Eight retirees with ties to the Big Apple all contracted the coronavirus during their regular poker nights in Florida — leaving three of them dead, according to a report.
The close-knit group played their last game at a condo in Aventura, a suburb 17 miles north of Miami, on March 21 — with one of them coughing and sniffing, the South Florida Sun Sentinel said.
Within weeks all eight were stricken by the disease — three of them fatally — and the survivors believe they all became infected during their regular, intimate gatherings, they told the paper.
“It’s a tragedy,” Harriet Molko, who thought she might also die during nine days in a hospital, told the paper.
“I don’t know how I made it,” said Molko, whose husband, Ronald Molko, also tested positive. “It’s just a nightmare and I’m trying to get over it.”
The three who died — Marcy Friedman, 94, as well as a couple, Beverly Glass, 84, and Fred Sands, 86 — were all New York natives with pre-existing conditions, the report said.
Marcy’s son Andrew Friedman — who still lives in Brooklyn, where his mother was born — says he warned his mom about social distancing, but the panic was yet to reach its current intensity.
“It wasn’t like now,” he told the Sun Sentinel. “Everything wasn’t shut down.”
The former school secretary who retired to Florida in the early 2000s started complaining of breathing problems on March 15, and was hospitalized the next day, her son said.
Her son flew to Florida — but was only allowed to see her on FaceTime because of strict quarantine rules.
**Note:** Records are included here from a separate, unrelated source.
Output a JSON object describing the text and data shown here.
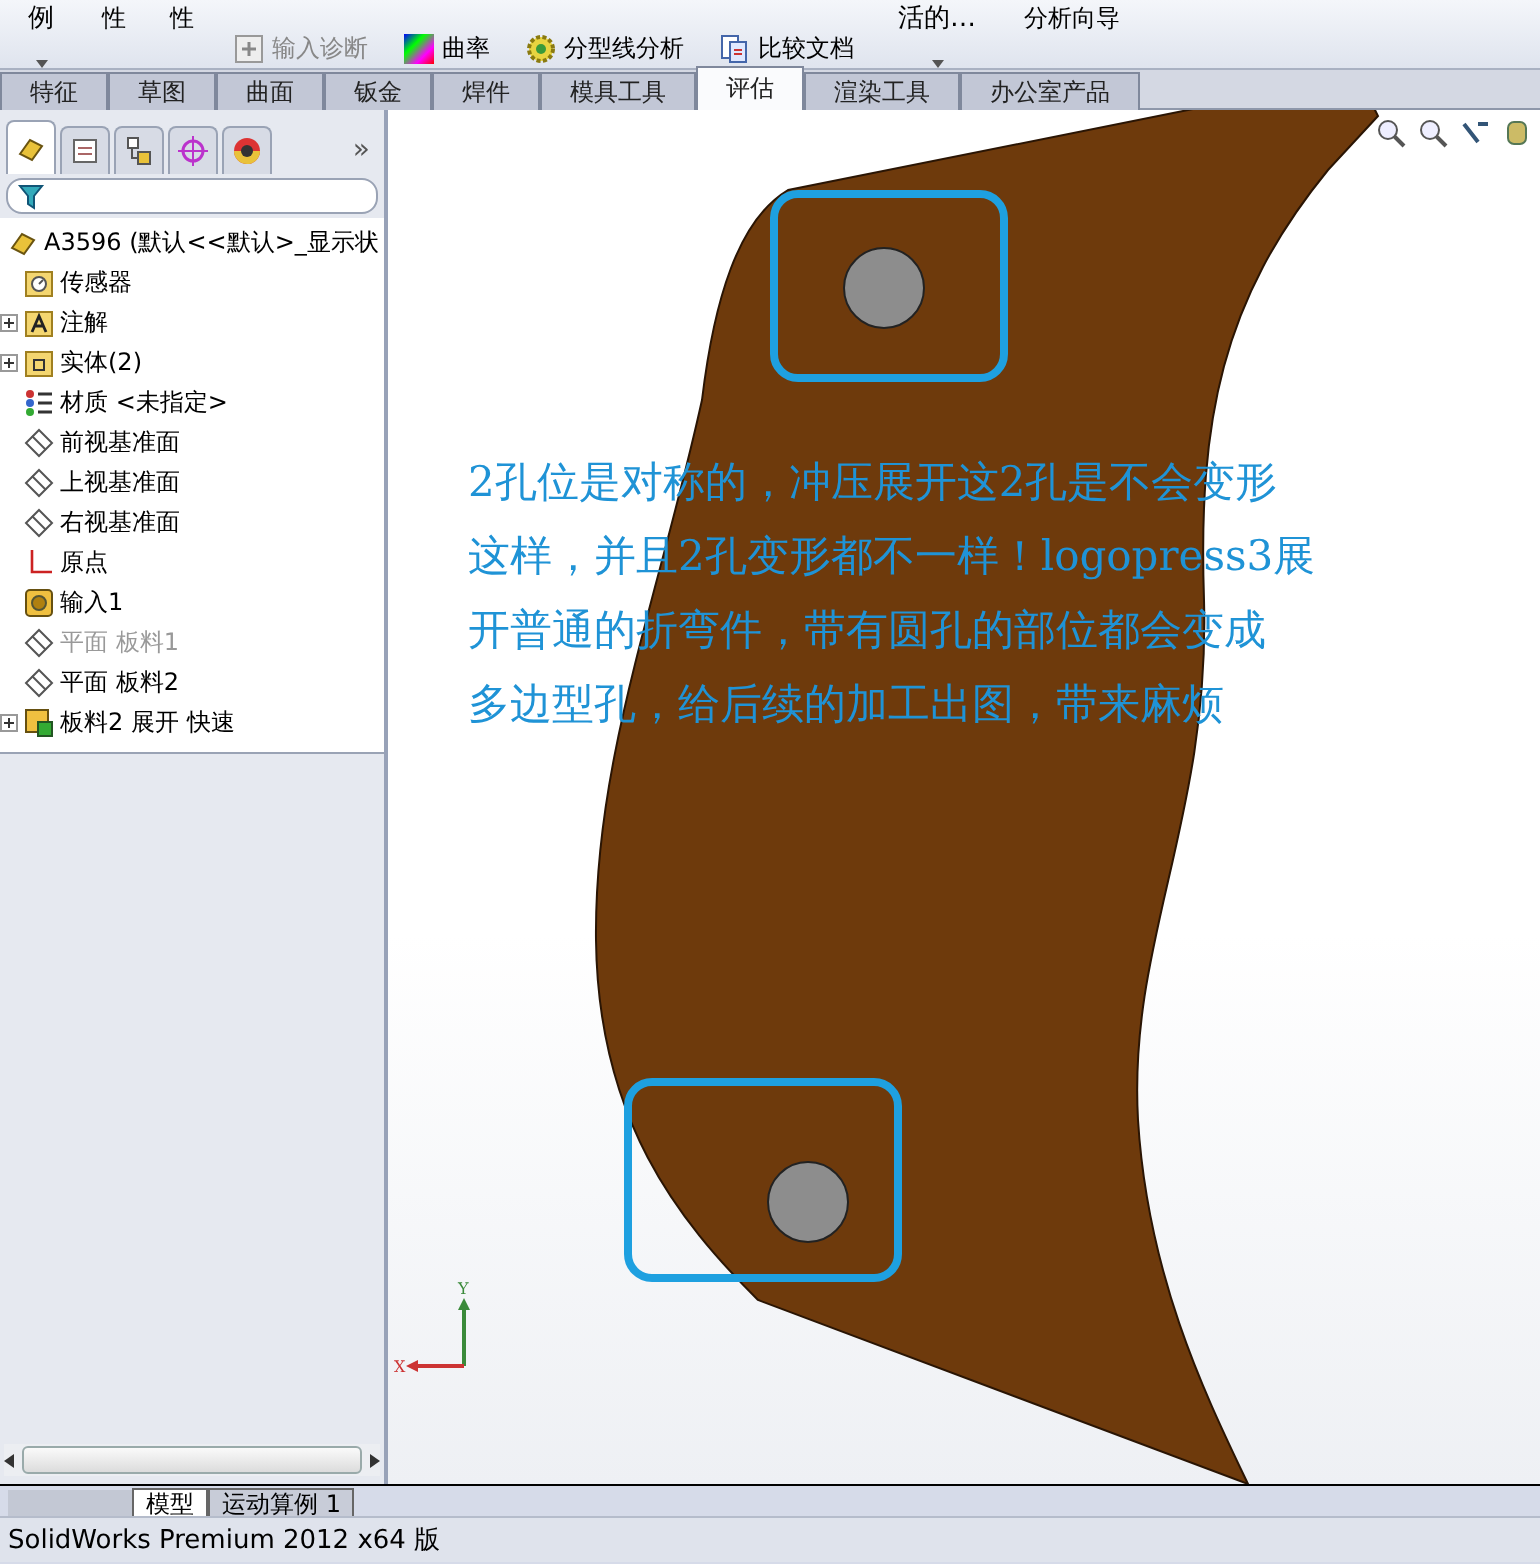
{
  "toolbar": {
    "items": [
      {
        "kind": "dropdown",
        "label": "例"
      },
      {
        "kind": "second-line",
        "label": "性"
      },
      {
        "kind": "second-line",
        "label": "性"
      },
      {
        "kind": "small",
        "label": "输入诊断",
        "disabled": true
      },
      {
        "kind": "small",
        "label": "曲率",
        "disabled": false
      },
      {
        "kind": "small",
        "label": "分型线分析",
        "disabled": false
      },
      {
        "kind": "small",
        "label": "比较文档",
        "disabled": false
      },
      {
        "kind": "dropdown",
        "label": "活的…"
      },
      {
        "kind": "second-line",
        "label": "分析向导"
      }
    ]
  },
  "tabs": [
    {
      "label": "特征",
      "selected": false
    },
    {
      "label": "草图",
      "selected": false
    },
    {
      "label": "曲面",
      "selected": false
    },
    {
      "label": "钣金",
      "selected": false
    },
    {
      "label": "焊件",
      "selected": false
    },
    {
      "label": "模具工具",
      "selected": false
    },
    {
      "label": "评估",
      "selected": true
    },
    {
      "label": "渲染工具",
      "selected": false
    },
    {
      "label": "办公室产品",
      "selected": false
    }
  ],
  "panel_tabs": [
    {
      "kind": "part",
      "selected": true
    },
    {
      "kind": "property",
      "selected": false
    },
    {
      "kind": "config",
      "selected": false
    },
    {
      "kind": "target",
      "selected": false
    },
    {
      "kind": "appearance",
      "selected": false
    }
  ],
  "panel_more": "»",
  "tree": {
    "root": {
      "label": "A3596  (默认<<默认>_显示状"
    },
    "items": [
      {
        "kind": "sensor",
        "label": "传感器",
        "disabled": false
      },
      {
        "kind": "annotation",
        "label": "注解",
        "expanded": false,
        "disabled": false
      },
      {
        "kind": "folder",
        "label": "实体(2)",
        "expanded": false,
        "disabled": false
      },
      {
        "kind": "material",
        "label": "材质 <未指定>",
        "disabled": false
      },
      {
        "kind": "plane",
        "label": "前视基准面",
        "disabled": false
      },
      {
        "kind": "plane",
        "label": "上视基准面",
        "disabled": false
      },
      {
        "kind": "plane",
        "label": "右视基准面",
        "disabled": false
      },
      {
        "kind": "origin",
        "label": "原点",
        "disabled": false
      },
      {
        "kind": "import",
        "label": "输入1",
        "disabled": false
      },
      {
        "kind": "plane",
        "label": "平面 板料1",
        "disabled": true
      },
      {
        "kind": "plane",
        "label": "平面 板料2",
        "disabled": false
      },
      {
        "kind": "flatten",
        "label": "板料2 展开 快速",
        "expanded": false,
        "disabled": false
      }
    ]
  },
  "annotation": {
    "lines": [
      "2孔位是对称的，冲压展开这2孔是不会变形",
      "这样，并且2孔变形都不一样！logopress3展",
      "开普通的折弯件，带有圆孔的部位都会变成",
      "多边型孔，给后续的加工出图，带来麻烦"
    ]
  },
  "triad": {
    "x_label": "X",
    "y_label": "Y"
  },
  "bottom_tabs": [
    {
      "label": "模型",
      "selected": true
    },
    {
      "label": "运动算例 1",
      "selected": false
    }
  ],
  "status_bar": {
    "text": "SolidWorks Premium 2012 x64 版"
  }
}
His mother died alone.
“It was terrible for me,” Andrew said of knowing his mother died alone. “I’m sure it was terrible for her.”
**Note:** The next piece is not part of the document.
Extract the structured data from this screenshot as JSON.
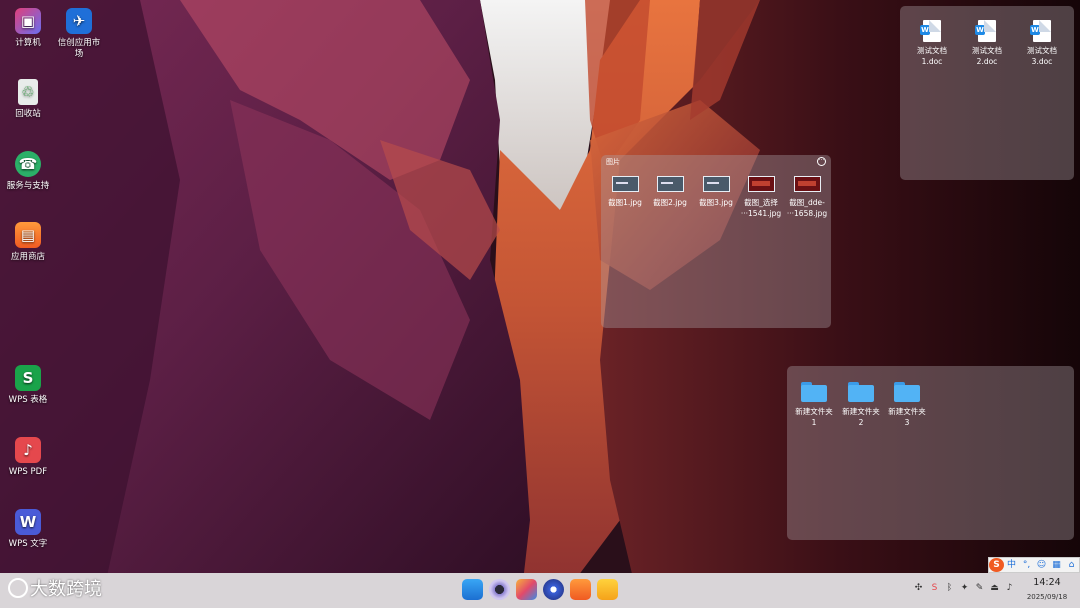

Fellow New York natives Glass and Sands, meanwhile, were initially placed in separate hospital rooms at Memorial Regional Hospital where they both tested positive for COVID-19, the paper said.
The couple of 20 years were finally moved into the same room — and would hold hands while in adjoining beds, nurses told relatives.
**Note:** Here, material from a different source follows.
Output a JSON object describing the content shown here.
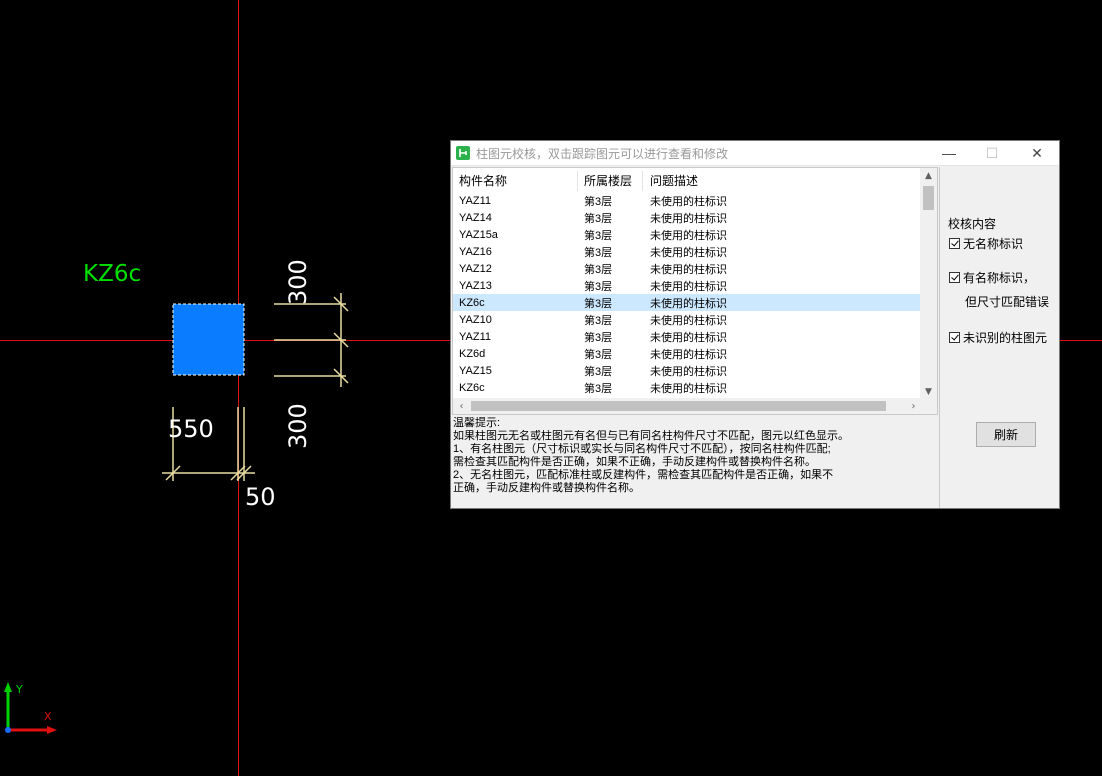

Beverly Glass and Frederick SandsFacebook
Sands — who had non-Hodgkins lymphoma and a heart condition — died on March 27. Glass, who had watched him die, succumbed a few days later, on March 31, the report says.
Glass’ daughter, Lori Helitzer, said she takes comfort in them being together for their final days. “Unfortunately, it’s more than most people get,” she said of the cruel disease that leaves many to die alone.